How it all began…
The tour started with all of us meeting up at Greg Hewish Memorial Community Garden, located on the corner of Ogden Lane and Marriott Street in Redfern. As soon as we walked in, we felt a sense of order and strict alignment at this Community Garden. It utilises raised beds to cater to people with handicaps, and it is thoughtfully divided by graveled paths and brick walls.
Here we began our learning as well. First, we met Russ Grayson who fed us loads of useful information throughout the tour (this information is making its way slowly to this website). We walked around and took some photos, and shortly after loaded into a 21-seatter bus, sponsored by the City of Sydney.
Here we also met Annie Walker, who is the City of Sydney liaison on the subject of Community Gardens. She is wonderful and super pleasant to talk to, and I do believe this tour is largely her achievement. Thank you!
How it continued…
Our first travel destination (after Gred Hewish Gardens) was Angel Street Permaculture Garden on the corner of Angel St and Harold St. As the bus pulled up to what looked like a huge jungle behind a wire fence, we saw a woman sweeping the street outside. We greeted her as we passed, and proceeded inside. As we walked in, there was a noticeable contract to the orderly beds of Greg Hewish garden. This one truly felt like a jungle, with little evidence of human hand other than occasional pots and structures.

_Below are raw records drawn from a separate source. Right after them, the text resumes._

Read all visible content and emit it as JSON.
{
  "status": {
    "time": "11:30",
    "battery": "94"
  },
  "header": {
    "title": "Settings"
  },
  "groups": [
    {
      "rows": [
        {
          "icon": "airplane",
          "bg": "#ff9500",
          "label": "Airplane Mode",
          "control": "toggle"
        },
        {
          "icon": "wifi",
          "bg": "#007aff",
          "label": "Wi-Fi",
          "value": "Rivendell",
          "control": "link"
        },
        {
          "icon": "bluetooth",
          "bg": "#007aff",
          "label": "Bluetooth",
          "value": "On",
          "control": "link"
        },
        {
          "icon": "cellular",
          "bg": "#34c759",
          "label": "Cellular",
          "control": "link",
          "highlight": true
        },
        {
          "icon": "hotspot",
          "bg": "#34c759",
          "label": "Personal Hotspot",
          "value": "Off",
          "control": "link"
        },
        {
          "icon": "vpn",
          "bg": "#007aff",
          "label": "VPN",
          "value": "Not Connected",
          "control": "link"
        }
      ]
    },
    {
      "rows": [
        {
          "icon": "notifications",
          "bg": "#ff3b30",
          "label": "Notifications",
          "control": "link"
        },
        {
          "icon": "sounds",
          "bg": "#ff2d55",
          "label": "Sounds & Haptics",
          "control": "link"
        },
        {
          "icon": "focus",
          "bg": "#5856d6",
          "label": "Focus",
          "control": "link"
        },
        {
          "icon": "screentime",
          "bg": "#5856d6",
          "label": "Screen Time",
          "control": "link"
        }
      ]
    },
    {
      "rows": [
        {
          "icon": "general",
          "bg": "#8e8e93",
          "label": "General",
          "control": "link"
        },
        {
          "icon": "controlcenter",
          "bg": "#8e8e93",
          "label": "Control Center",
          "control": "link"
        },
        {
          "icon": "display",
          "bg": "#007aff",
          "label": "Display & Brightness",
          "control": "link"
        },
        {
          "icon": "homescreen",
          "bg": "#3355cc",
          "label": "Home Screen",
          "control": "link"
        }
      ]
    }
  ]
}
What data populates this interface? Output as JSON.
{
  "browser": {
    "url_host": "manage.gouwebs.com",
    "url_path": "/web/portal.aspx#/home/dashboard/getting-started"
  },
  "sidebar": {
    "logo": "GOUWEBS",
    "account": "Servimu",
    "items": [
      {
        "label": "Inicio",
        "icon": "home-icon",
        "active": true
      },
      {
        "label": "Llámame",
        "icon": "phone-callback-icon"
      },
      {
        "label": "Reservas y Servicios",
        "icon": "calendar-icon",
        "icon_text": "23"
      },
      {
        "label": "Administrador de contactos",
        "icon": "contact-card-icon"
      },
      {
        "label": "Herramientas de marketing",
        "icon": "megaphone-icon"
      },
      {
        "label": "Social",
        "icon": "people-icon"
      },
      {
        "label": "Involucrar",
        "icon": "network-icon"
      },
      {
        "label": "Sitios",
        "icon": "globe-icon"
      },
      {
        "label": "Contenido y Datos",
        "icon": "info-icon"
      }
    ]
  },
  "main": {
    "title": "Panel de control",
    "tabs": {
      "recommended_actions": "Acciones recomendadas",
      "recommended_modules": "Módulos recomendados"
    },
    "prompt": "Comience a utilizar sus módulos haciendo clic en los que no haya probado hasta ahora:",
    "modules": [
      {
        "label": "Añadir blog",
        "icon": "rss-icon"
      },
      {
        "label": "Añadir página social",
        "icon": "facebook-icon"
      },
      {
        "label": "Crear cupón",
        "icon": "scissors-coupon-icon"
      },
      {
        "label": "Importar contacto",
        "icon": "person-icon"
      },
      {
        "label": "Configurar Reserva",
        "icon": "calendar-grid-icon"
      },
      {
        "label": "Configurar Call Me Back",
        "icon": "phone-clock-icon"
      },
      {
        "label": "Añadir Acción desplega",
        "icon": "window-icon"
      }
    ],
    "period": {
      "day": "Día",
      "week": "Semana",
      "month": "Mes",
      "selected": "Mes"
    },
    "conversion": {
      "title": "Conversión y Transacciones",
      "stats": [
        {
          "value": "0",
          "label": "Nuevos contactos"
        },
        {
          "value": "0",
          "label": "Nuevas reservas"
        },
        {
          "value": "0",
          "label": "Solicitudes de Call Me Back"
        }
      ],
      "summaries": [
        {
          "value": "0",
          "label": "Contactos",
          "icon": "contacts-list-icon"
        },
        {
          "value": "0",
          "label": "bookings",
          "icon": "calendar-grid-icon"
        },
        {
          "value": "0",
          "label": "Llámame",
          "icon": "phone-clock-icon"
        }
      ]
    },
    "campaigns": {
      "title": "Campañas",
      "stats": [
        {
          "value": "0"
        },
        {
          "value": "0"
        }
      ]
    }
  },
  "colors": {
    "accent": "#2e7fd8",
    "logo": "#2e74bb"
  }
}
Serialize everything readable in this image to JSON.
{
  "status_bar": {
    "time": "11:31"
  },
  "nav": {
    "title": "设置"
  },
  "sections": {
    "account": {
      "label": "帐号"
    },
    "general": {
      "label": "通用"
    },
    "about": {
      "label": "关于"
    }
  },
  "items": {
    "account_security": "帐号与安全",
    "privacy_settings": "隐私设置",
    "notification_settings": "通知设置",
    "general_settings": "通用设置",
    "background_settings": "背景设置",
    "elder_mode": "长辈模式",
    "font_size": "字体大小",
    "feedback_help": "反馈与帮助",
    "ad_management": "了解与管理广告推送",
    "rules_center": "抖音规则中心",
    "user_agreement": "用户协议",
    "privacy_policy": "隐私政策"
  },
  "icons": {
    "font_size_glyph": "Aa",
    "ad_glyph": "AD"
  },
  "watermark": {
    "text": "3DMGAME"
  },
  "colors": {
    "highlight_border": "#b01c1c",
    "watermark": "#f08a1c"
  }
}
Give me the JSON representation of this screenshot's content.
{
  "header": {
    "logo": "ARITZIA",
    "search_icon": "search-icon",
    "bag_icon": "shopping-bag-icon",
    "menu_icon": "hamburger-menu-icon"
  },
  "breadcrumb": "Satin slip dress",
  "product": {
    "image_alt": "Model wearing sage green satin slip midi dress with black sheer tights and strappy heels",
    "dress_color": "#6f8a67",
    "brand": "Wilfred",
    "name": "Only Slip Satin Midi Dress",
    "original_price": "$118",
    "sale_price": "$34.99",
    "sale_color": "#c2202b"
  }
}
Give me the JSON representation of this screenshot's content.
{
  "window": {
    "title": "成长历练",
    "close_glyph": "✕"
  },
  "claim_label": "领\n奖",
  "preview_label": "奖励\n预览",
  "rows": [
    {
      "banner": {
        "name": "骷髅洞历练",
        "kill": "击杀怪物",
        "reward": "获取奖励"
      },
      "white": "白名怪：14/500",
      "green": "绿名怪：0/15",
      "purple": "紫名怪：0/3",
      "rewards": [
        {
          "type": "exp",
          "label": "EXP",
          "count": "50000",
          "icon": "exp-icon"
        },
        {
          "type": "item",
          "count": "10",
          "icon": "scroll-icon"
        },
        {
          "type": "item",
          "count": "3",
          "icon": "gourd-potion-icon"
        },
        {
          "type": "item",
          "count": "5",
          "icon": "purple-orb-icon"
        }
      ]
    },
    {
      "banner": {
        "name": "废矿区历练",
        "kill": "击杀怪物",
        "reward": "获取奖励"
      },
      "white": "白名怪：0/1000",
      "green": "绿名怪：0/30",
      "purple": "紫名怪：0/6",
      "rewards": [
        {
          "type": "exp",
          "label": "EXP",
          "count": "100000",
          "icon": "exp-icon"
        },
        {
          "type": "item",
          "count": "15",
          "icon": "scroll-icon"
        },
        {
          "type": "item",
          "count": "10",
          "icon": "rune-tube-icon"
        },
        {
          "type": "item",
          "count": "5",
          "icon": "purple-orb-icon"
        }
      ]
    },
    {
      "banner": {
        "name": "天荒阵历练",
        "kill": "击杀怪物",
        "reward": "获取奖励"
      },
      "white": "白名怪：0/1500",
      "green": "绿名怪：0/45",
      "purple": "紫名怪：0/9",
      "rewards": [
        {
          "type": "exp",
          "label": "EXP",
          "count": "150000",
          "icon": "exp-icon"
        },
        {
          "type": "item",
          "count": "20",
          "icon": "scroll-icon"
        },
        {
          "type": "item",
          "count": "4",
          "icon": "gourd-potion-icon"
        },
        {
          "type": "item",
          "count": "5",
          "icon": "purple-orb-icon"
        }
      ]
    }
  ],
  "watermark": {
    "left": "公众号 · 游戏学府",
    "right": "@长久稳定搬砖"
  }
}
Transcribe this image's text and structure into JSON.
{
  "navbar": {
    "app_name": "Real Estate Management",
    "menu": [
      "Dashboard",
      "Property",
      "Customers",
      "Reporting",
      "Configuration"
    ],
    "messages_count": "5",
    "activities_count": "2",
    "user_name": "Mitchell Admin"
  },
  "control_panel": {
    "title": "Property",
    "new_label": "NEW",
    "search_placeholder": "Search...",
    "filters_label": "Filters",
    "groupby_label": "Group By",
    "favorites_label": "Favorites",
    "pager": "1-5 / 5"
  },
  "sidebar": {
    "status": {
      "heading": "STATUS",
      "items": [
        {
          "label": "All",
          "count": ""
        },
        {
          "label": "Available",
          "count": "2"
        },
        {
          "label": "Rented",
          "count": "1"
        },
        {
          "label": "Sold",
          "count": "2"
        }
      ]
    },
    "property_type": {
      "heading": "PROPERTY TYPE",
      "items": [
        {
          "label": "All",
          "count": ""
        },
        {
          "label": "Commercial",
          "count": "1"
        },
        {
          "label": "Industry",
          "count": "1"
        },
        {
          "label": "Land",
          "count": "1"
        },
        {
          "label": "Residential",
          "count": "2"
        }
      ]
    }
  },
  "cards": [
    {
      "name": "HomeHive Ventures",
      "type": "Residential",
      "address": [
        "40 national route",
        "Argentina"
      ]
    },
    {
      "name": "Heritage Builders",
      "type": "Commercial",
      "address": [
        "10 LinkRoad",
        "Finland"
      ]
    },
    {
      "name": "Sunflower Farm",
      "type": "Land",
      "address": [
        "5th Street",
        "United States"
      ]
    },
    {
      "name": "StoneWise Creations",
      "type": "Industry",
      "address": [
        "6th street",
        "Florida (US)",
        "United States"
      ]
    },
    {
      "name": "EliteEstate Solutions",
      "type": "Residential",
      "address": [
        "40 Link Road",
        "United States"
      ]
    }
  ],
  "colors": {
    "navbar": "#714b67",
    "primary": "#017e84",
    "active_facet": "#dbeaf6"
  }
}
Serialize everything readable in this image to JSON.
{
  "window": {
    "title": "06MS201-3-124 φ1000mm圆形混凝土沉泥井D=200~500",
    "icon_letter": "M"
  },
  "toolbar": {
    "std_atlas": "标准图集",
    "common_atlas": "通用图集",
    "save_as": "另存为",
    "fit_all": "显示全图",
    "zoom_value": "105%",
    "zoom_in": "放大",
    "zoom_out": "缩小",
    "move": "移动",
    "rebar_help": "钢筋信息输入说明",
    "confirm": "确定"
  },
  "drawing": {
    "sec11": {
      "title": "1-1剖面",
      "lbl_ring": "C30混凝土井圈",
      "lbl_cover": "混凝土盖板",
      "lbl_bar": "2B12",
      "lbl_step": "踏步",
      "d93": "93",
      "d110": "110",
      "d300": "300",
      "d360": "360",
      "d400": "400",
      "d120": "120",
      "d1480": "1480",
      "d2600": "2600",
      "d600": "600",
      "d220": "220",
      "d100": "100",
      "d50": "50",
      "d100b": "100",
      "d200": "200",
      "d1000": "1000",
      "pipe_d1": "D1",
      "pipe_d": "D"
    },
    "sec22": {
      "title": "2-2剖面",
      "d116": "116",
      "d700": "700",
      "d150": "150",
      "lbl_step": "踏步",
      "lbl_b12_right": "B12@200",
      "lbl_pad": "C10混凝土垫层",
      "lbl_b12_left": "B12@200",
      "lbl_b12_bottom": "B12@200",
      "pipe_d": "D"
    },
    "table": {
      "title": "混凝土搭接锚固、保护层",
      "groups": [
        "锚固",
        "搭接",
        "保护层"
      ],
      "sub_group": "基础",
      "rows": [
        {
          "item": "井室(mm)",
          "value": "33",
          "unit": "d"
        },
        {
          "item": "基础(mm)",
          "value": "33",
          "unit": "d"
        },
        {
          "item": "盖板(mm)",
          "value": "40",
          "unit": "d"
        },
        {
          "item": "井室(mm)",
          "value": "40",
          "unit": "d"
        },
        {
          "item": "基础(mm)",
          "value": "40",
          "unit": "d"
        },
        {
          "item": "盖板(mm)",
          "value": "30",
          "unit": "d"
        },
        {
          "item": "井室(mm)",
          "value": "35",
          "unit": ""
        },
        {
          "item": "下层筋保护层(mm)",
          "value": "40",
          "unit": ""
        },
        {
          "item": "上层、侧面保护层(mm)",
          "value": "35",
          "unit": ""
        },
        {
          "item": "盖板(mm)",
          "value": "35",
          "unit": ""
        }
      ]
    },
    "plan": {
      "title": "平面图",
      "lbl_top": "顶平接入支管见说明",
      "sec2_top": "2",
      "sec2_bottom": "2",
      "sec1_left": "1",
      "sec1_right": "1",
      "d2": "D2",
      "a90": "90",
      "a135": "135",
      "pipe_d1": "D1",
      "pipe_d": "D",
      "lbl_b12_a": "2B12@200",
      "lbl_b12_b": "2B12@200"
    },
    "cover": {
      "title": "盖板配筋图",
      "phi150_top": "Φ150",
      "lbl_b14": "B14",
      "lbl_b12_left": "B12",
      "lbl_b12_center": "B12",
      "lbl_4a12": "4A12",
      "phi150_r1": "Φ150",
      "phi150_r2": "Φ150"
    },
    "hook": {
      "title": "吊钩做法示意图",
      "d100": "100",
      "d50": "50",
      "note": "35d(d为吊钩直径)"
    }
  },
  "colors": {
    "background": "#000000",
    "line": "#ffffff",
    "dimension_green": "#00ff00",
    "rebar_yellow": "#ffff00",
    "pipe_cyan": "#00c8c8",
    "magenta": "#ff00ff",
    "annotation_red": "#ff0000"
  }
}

Angel Street Permaculture Garden is one of the older gardens, established in 1991. Situated on a 1 hectare property behind Newtown Public School, it attracts people of all different ages and trades.
We even heard that people come to visit Angel Street Garden all the way from Cuba!
This beauty is Pawpaw (Carica papaya). Originating from Central America, it produces edible fruit ripe when yellow, though the unripe green fruit is shredded and eaten raw in salads. Paste made from pawpaw used to treat some skin conditions.
It is of tropical origin and is grown into warm temperate climates like Sydney. It needs warm, sheltered microclimate away from strong, cold winds of winter. Needs male and female trees to fruit.
Third stop is the charm
Glover’s Community Garden, first Community Garden in Sydney, was the real highlight of the tour. We fell in love with it instantly. Even before we went inside, we could feel the true abundance and buzzing life of this garden. We were greeted by happy chooks and pumpkins running up the fence, and a spunky puppy running up and down the path.
A distinctive feature of Glover’s Gardens is its diversity of plants. In addition to regular vegetables, there were Cofreys and Nasturtiums popping up everywhere. The garden leader said that she is finally able to grow broccoli (without any chemicals, of course), which she could never do before.
The final destination was Glebe Community Garden at 132 St Johns Road, Glebe NSW 2037. This place is especially dear to me since I am a member of this Garden. Here, Carlo demonstrated the rare and unique plants to the eager visitors, and described the irrigation system that the garden utilizes.
Well, see you on Saturday Carlo, for our usual working bee!